**Given data:**
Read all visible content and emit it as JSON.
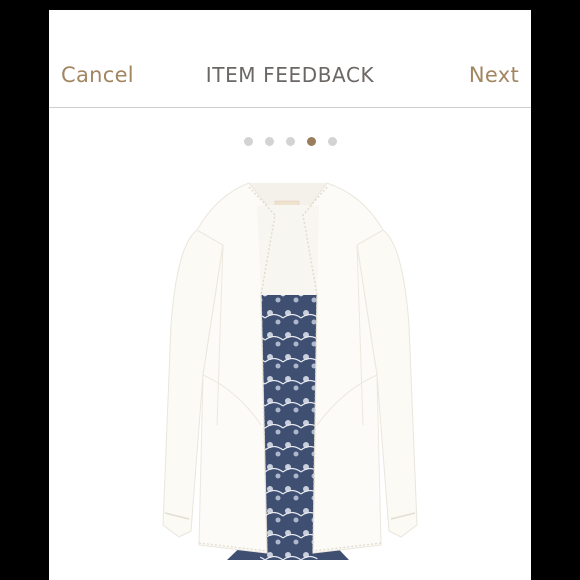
{
  "navbar": {
    "cancel_label": "Cancel",
    "title": "ITEM FEEDBACK",
    "next_label": "Next"
  },
  "pager": {
    "total": 5,
    "active_index": 3
  },
  "colors": {
    "accent": "#a28662",
    "title": "#6b6764",
    "dot_inactive": "#d3d3d3",
    "dot_active": "#9a7d5c"
  }
}
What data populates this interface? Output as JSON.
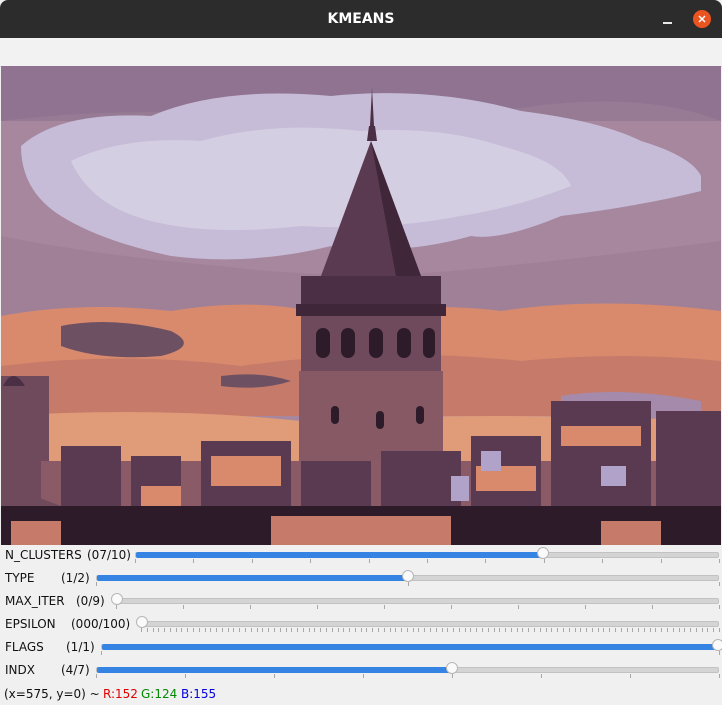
{
  "window": {
    "title": "KMEANS",
    "accent": "#3584e4",
    "close_color": "#e95420"
  },
  "image": {
    "icon": "kmeans-quantized-image"
  },
  "trackbars": [
    {
      "label": "N_CLUSTERS",
      "value": "(07/10)",
      "fraction": 0.7,
      "ticks": 10
    },
    {
      "label": "TYPE",
      "value": "(1/2)",
      "fraction": 0.5,
      "ticks": 2
    },
    {
      "label": "MAX_ITER",
      "value": "(0/9)",
      "fraction": 0.0,
      "ticks": 9
    },
    {
      "label": "EPSILON",
      "value": "(000/100)",
      "fraction": 0.0,
      "ticks": 100
    },
    {
      "label": "FLAGS",
      "value": "(1/1)",
      "fraction": 1.0,
      "ticks": 1
    },
    {
      "label": "INDX",
      "value": "(4/7)",
      "fraction": 0.571,
      "ticks": 7
    }
  ],
  "status": {
    "coords": "(x=575, y=0) ~",
    "r": "R:152",
    "g": "G:124",
    "b": "B:155",
    "r_color": "#e00000",
    "g_color": "#008a00",
    "b_color": "#0000e0"
  }
}
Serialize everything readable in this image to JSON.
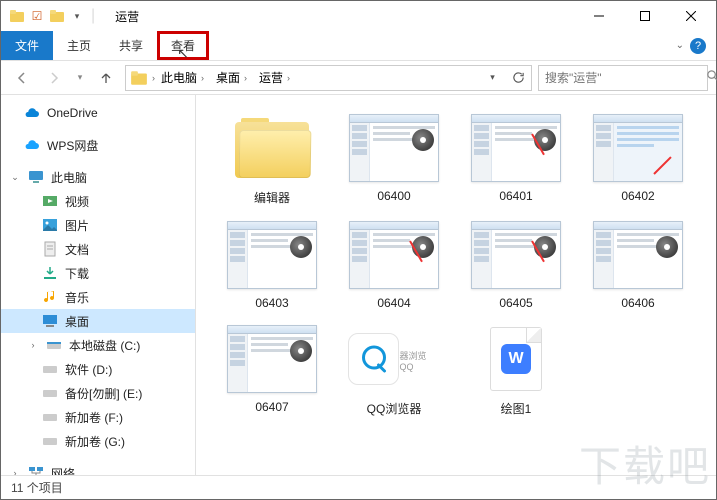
{
  "titlebar": {
    "title": "运营"
  },
  "ribbon": {
    "file": "文件",
    "home": "主页",
    "share": "共享",
    "view": "查看"
  },
  "nav": {
    "crumbs": [
      "此电脑",
      "桌面",
      "运营"
    ],
    "search_placeholder": "搜索\"运营\""
  },
  "sidebar": {
    "onedrive": "OneDrive",
    "wps": "WPS网盘",
    "thispc": "此电脑",
    "videos": "视频",
    "pictures": "图片",
    "documents": "文档",
    "downloads": "下载",
    "music": "音乐",
    "desktop": "桌面",
    "cdisk": "本地磁盘 (C:)",
    "ddisk": "软件 (D:)",
    "edisk": "备份[勿删] (E:)",
    "fdisk": "新加卷 (F:)",
    "gdisk": "新加卷 (G:)",
    "network": "网络"
  },
  "items": [
    {
      "name": "编辑器",
      "kind": "folder"
    },
    {
      "name": "06400",
      "kind": "media"
    },
    {
      "name": "06401",
      "kind": "media",
      "arrow": true
    },
    {
      "name": "06402",
      "kind": "screenshot"
    },
    {
      "name": "06403",
      "kind": "media"
    },
    {
      "name": "06404",
      "kind": "media",
      "arrow": true
    },
    {
      "name": "06405",
      "kind": "media",
      "arrow": true
    },
    {
      "name": "06406",
      "kind": "media"
    },
    {
      "name": "06407",
      "kind": "media"
    },
    {
      "name": "QQ浏览器",
      "kind": "qq"
    },
    {
      "name": "绘图1",
      "kind": "wps"
    }
  ],
  "status": {
    "count_label": "11 个项目"
  },
  "watermark": "下载吧"
}
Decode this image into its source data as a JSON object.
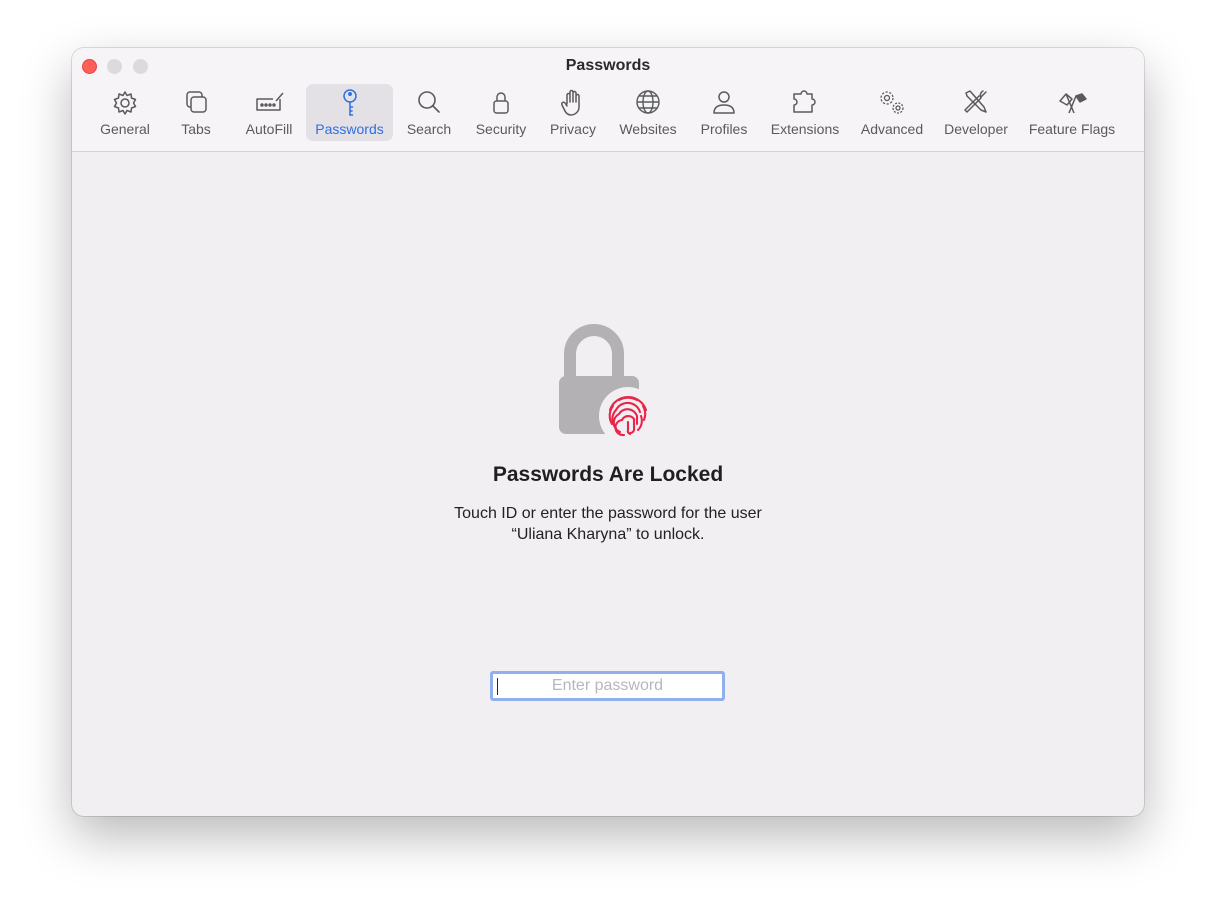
{
  "window": {
    "title": "Passwords"
  },
  "toolbar": {
    "items": [
      {
        "label": "General",
        "icon": "gear-icon"
      },
      {
        "label": "Tabs",
        "icon": "tabs-icon"
      },
      {
        "label": "AutoFill",
        "icon": "autofill-icon"
      },
      {
        "label": "Passwords",
        "icon": "key-icon",
        "active": true
      },
      {
        "label": "Search",
        "icon": "magnifier-icon"
      },
      {
        "label": "Security",
        "icon": "lock-icon"
      },
      {
        "label": "Privacy",
        "icon": "hand-icon"
      },
      {
        "label": "Websites",
        "icon": "globe-icon"
      },
      {
        "label": "Profiles",
        "icon": "person-icon"
      },
      {
        "label": "Extensions",
        "icon": "puzzle-icon"
      },
      {
        "label": "Advanced",
        "icon": "gears-icon"
      },
      {
        "label": "Developer",
        "icon": "tools-icon"
      },
      {
        "label": "Feature Flags",
        "icon": "flags-icon"
      }
    ]
  },
  "locked": {
    "heading": "Passwords Are Locked",
    "line1": "Touch ID or enter the password for the user",
    "line2": "“Uliana Kharyna” to unlock.",
    "input_placeholder": "Enter password",
    "input_value": ""
  },
  "colors": {
    "accent": "#2f6fde",
    "close": "#fe5f57",
    "fingerprint": "#e8264a",
    "lock": "#b3b1b4",
    "focus_ring": "#8fb0ec"
  }
}
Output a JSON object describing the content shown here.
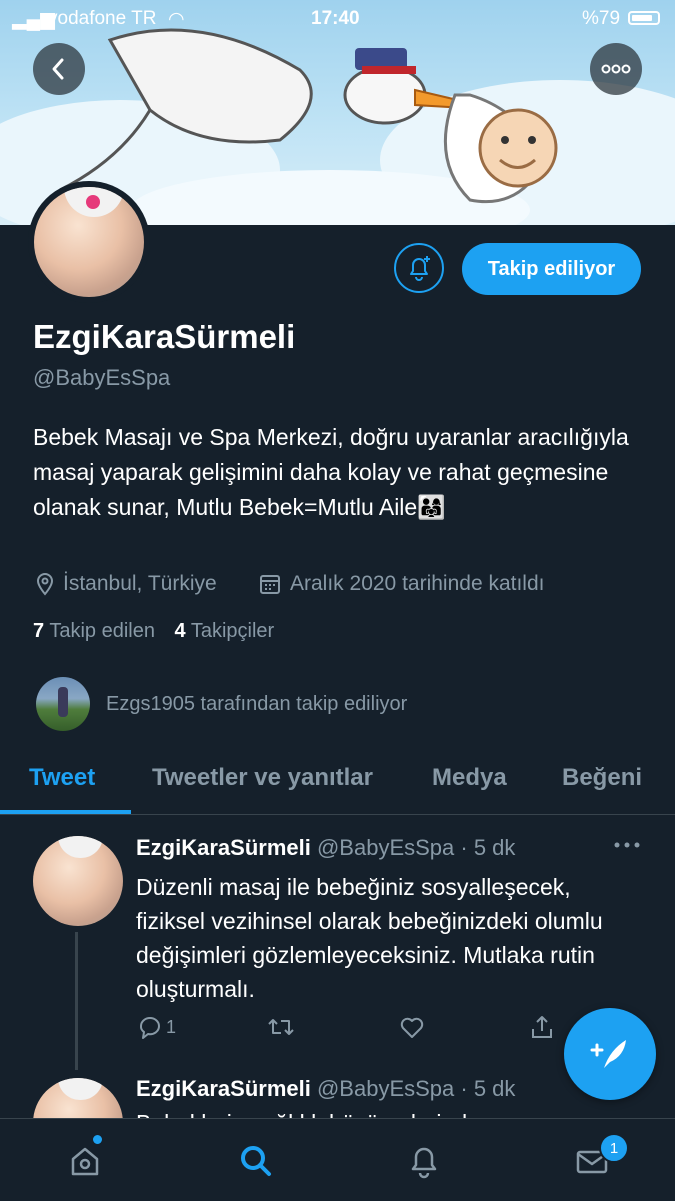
{
  "status_bar": {
    "carrier": "vodafone TR",
    "time": "17:40",
    "battery": "%79"
  },
  "header": {
    "back_icon": "chevron-left-icon",
    "more_icon": "ellipsis-icon"
  },
  "profile": {
    "display_name": "EzgiKaraSürmeli",
    "handle": "@BabyEsSpa",
    "bio": "Bebek Masajı ve Spa Merkezi, doğru uyaranlar aracılığıyla masaj yaparak gelişimini daha kolay ve rahat geçmesine olanak sunar, Mutlu Bebek=Mutlu Aile👨‍👩‍👧",
    "location": "İstanbul, Türkiye",
    "joined": "Aralık 2020 tarihinde katıldı",
    "following_count": "7",
    "following_label": "Takip edilen",
    "followers_count": "4",
    "followers_label": "Takipçiler",
    "follow_button": "Takip ediliyor",
    "followed_by": "Ezgs1905 tarafından takip ediliyor"
  },
  "tabs": [
    "Tweet",
    "Tweetler ve yanıtlar",
    "Medya",
    "Beğeni"
  ],
  "tweets": [
    {
      "name": "EzgiKaraSürmeli",
      "handle": "@BabyEsSpa",
      "time": "· 5 dk",
      "text": "Düzenli masaj ile bebeğiniz sosyalleşecek, fiziksel vezihinsel olarak bebeğinizdeki olumlu değişimleri gözlemleyeceksiniz. Mutlaka rutin oluşturmalı.",
      "replies": "1"
    },
    {
      "name": "EzgiKaraSürmeli",
      "handle": "@BabyEsSpa",
      "time": "· 5 dk",
      "text": "Bebeklerin sağlıklı büyümelerinde ..."
    }
  ],
  "bottom_nav": {
    "messages_badge": "1"
  },
  "colors": {
    "background": "#15202b",
    "accent": "#1da1f2",
    "muted": "#8899a6",
    "border": "#38444d"
  }
}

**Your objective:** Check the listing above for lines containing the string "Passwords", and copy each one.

**The answer:**
    "title": "Passwords"
        "label": "Passwords",
    "heading": "Passwords Are Locked",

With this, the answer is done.